Try it:
Write the listing out again, exactly as it appears.

※ ※ ※

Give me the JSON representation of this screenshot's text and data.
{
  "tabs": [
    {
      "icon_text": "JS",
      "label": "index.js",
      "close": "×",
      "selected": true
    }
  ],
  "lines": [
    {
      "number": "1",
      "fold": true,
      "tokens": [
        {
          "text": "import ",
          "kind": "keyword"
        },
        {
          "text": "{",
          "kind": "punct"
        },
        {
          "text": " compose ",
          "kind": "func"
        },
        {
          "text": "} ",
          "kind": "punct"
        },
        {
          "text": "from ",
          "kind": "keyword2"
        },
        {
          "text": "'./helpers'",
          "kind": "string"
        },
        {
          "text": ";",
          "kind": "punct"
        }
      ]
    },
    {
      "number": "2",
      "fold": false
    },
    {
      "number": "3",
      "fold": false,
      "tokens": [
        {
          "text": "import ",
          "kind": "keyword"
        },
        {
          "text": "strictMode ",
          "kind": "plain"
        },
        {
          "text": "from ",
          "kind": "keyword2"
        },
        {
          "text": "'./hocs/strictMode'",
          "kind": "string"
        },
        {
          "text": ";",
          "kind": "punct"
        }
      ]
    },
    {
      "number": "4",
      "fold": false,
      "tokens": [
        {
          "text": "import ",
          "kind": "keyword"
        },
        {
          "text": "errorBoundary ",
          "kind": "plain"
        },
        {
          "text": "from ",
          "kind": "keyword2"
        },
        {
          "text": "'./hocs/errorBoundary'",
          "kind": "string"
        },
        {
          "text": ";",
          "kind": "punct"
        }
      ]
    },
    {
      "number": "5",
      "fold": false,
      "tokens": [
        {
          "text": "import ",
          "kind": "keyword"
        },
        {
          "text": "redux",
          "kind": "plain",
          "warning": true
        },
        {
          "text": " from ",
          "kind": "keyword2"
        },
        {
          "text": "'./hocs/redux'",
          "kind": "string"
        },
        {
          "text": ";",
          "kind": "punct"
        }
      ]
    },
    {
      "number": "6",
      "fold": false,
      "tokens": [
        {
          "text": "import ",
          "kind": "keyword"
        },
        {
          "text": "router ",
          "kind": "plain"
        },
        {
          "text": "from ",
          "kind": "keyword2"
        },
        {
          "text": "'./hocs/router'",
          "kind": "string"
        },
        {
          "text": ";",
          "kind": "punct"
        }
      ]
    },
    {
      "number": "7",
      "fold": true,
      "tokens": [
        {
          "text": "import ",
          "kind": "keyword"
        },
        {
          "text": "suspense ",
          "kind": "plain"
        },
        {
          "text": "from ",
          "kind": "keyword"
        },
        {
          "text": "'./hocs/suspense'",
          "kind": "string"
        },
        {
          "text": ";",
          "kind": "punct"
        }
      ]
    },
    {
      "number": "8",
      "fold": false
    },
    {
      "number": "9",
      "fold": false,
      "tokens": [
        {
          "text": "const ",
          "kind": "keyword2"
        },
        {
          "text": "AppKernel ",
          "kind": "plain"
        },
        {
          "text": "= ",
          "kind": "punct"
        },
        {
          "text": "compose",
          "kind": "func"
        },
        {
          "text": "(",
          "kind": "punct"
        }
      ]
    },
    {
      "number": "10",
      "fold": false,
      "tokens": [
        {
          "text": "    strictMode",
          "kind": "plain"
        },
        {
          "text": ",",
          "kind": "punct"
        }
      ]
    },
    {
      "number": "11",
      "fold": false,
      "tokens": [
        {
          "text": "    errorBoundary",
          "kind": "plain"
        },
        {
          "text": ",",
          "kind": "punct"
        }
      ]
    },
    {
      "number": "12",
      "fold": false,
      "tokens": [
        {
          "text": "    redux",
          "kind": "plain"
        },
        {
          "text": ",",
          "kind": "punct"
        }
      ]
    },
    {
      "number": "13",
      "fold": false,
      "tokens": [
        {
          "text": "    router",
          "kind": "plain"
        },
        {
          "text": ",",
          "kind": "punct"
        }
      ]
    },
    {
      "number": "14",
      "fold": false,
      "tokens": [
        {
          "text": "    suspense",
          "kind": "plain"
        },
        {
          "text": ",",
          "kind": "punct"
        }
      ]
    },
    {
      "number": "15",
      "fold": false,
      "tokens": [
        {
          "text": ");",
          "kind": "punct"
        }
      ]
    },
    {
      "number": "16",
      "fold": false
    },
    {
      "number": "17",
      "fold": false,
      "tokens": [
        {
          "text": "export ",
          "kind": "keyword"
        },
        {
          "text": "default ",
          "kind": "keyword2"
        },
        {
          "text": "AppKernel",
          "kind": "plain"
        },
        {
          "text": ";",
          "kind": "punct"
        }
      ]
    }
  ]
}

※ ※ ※

The completed task:
Give me the JSON representation of this screenshot's text and data.
{
  "tabs": [
    {
      "icon_text": "JS",
      "label": "index.js",
      "close": "×",
      "selected": true
    }
  ],
  "lines": [
    {
      "number": "1",
      "fold": true,
      "tokens": [
        {
          "text": "import ",
          "kind": "keyword"
        },
        {
          "text": "{",
          "kind": "punct"
        },
        {
          "text": " compose ",
          "kind": "func"
        },
        {
          "text": "} ",
          "kind": "punct"
        },
        {
          "text": "from ",
          "kind": "keyword2"
        },
        {
          "text": "'./helpers'",
          "kind": "string"
        },
        {
          "text": ";",
          "kind": "punct"
        }
      ]
    },
    {
      "number": "2",
      "fold": false
    },
    {
      "number": "3",
      "fold": false,
      "tokens": [
        {
          "text": "import ",
          "kind": "keyword"
        },
        {
          "text": "strictMode ",
          "kind": "plain"
        },
        {
          "text": "from ",
          "kind": "keyword2"
        },
        {
          "text": "'./hocs/strictMode'",
          "kind": "string"
        },
        {
          "text": ";",
          "kind": "punct"
        }
      ]
    },
    {
      "number": "4",
      "fold": false,
      "tokens": [
        {
          "text": "import ",
          "kind": "keyword"
        },
        {
          "text": "errorBoundary ",
          "kind": "plain"
        },
        {
          "text": "from ",
          "kind": "keyword2"
        },
        {
          "text": "'./hocs/errorBoundary'",
          "kind": "string"
        },
        {
          "text": ";",
          "kind": "punct"
        }
      ]
    },
    {
      "number": "5",
      "fold": false,
      "tokens": [
        {
          "text": "import ",
          "kind": "keyword"
        },
        {
          "text": "redux",
          "kind": "plain",
          "warning": true
        },
        {
          "text": " from ",
          "kind": "keyword2"
        },
        {
          "text": "'./hocs/redux'",
          "kind": "string"
        },
        {
          "text": ";",
          "kind": "punct"
        }
      ]
    },
    {
      "number": "6",
      "fold": false,
      "tokens": [
        {
          "text": "import ",
          "kind": "keyword"
        },
        {
          "text": "router ",
          "kind": "plain"
        },
        {
          "text": "from ",
          "kind": "keyword2"
        },
        {
          "text": "'./hocs/router'",
          "kind": "string"
        },
        {
          "text": ";",
          "kind": "punct"
        }
      ]
    },
    {
      "number": "7",
      "fold": true,
      "tokens": [
        {
          "text": "import ",
          "kind": "keyword"
        },
        {
          "text": "suspense ",
          "kind": "plain"
        },
        {
          "text": "from ",
          "kind": "keyword"
        },
        {
          "text": "'./hocs/suspense'",
          "kind": "string"
        },
        {
          "text": ";",
          "kind": "punct"
        }
      ]
    },
    {
      "number": "8",
      "fold": false
    },
    {
      "number": "9",
      "fold": false,
      "tokens": [
        {
          "text": "const ",
          "kind": "keyword2"
        },
        {
          "text": "AppKernel ",
          "kind": "plain"
        },
        {
          "text": "= ",
          "kind": "punct"
        },
        {
          "text": "compose",
          "kind": "func"
        },
        {
          "text": "(",
          "kind": "punct"
        }
      ]
    },
    {
      "number": "10",
      "fold": false,
      "tokens": [
        {
          "text": "    strictMode",
          "kind": "plain"
        },
        {
          "text": ",",
          "kind": "punct"
        }
      ]
    },
    {
      "number": "11",
      "fold": false,
      "tokens": [
        {
          "text": "    errorBoundary",
          "kind": "plain"
        },
        {
          "text": ",",
          "kind": "punct"
        }
      ]
    },
    {
      "number": "12",
      "fold": false,
      "tokens": [
        {
          "text": "    redux",
          "kind": "plain"
        },
        {
          "text": ",",
          "kind": "punct"
        }
      ]
    },
    {
      "number": "13",
      "fold": false,
      "tokens": [
        {
          "text": "    router",
          "kind": "plain"
        },
        {
          "text": ",",
          "kind": "punct"
        }
      ]
    },
    {
      "number": "14",
      "fold": false,
      "tokens": [
        {
          "text": "    suspense",
          "kind": "plain"
        },
        {
          "text": ",",
          "kind": "punct"
        }
      ]
    },
    {
      "number": "15",
      "fold": false,
      "tokens": [
        {
          "text": ");",
          "kind": "punct"
        }
      ]
    },
    {
      "number": "16",
      "fold": false
    },
    {
      "number": "17",
      "fold": false,
      "tokens": [
        {
          "text": "export ",
          "kind": "keyword"
        },
        {
          "text": "default ",
          "kind": "keyword2"
        },
        {
          "text": "AppKernel",
          "kind": "plain"
        },
        {
          "text": ";",
          "kind": "punct"
        }
      ]
    }
  ]
}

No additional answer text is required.